Subjects

Cities and towns--GrowthCountry dancing--New EnglandDocumentary films--New EnglandEducational filmsFood cooperatives--United StatesIndependent filmmakersSmall business--New EnglandVideo tapes

Contributors

Alves, Steve

Types of material

16mm film8mm filmBetacam SPCorrespondenceGrant proposalsS-VHSVHSVideo tapes
Restrictions: none
Victor Aronow Collection

Victor Aronow Collection

1937-2022 Bulk: 1967-1990
17 boxes 7.76 linear feet
Call no.: MS 1157

An alumnus of both the University of Massachusetts Amherst and Boston College, Victor Aronow was involved with the anti-draft and anti-war movement during the Vietnam War, and the movement against U.S. involvement in Central America. Aronow was also involved with socialist, anarchist, and other leftist movements and organizations. Some of these organizations include the United States Socialist Labor Party, the Peace and Freedom Party, and the New America Movement. Most of his activism was focused in Massachusetts, but he also engaged with organizations that offered support to Central American movements in Nicaragua and El Salvador. Aronow practiced law, serving as defense counsel for Arthur Montour also called Kakwirakeron in U.S. vs. Kakwirakeron, as well as a member of the Wounded Knee Legal Defense team.

Aronow’s collection consists of a series of subject files containing magazines, books, leaflets, correspondence, clippings, newspapers, and fliers from a range of national and international leftist organizations. Aronow was a member of The Boston Draft Resistance Group, Newton Draft Counseling Center, and the American Friends Service Committee. As a member, Aronow collected files from these groups including correspondence, publications, meeting minutes, newspaper clippings, and his personal notes. While practicing law, Aronow gathered court records for cases he worked on, including both his work as a member of the Wounded Knee Legal Defense team, where he worked defending the rights of the Oglala Sioux tribe members who were involved in the attempted liberation of Wounded Knee in 1973, as well as a member of the defense counsel in U.S. vs. Kakwirakeron in 1990. The collection contains files gathered from multiple trials related to Wounded Knee including correspondence between lawyers and defendants, court records and legal filings, newsletters, press releases, funding appeals, and fliers.

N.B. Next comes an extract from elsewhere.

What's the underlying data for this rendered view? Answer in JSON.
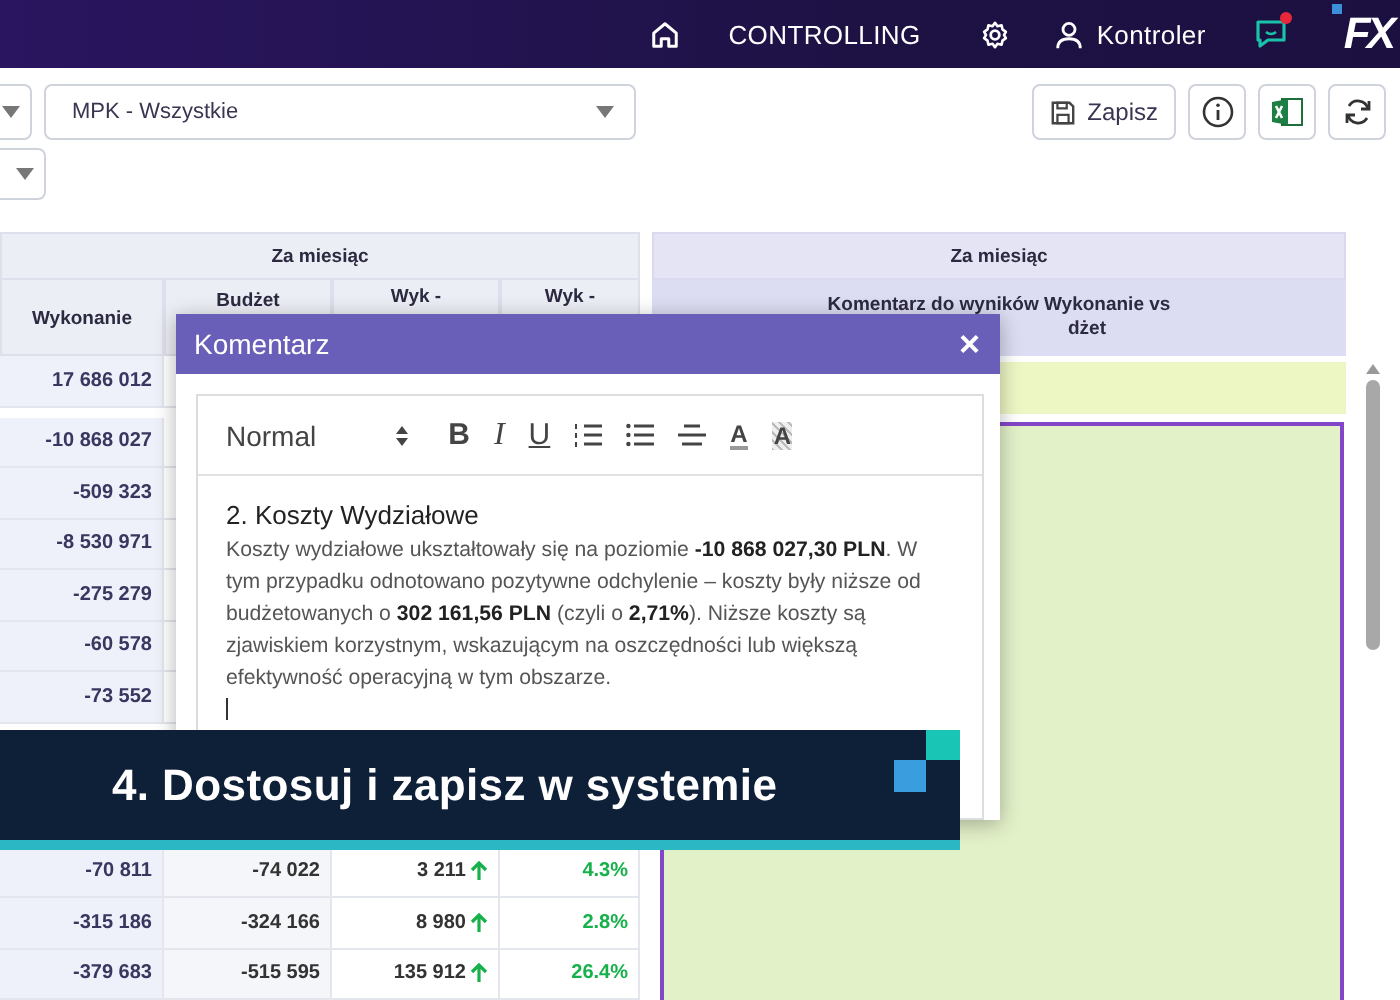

Donated by Victor Aronow, 2022

Subjects

NicaraguaSocialismVietnam War, 1961-1975Wounded Knee (S.D.)--Indian occupation, 1973

Types of material

Fliers (printed matter)PamphletsPosters
Restrictions: none none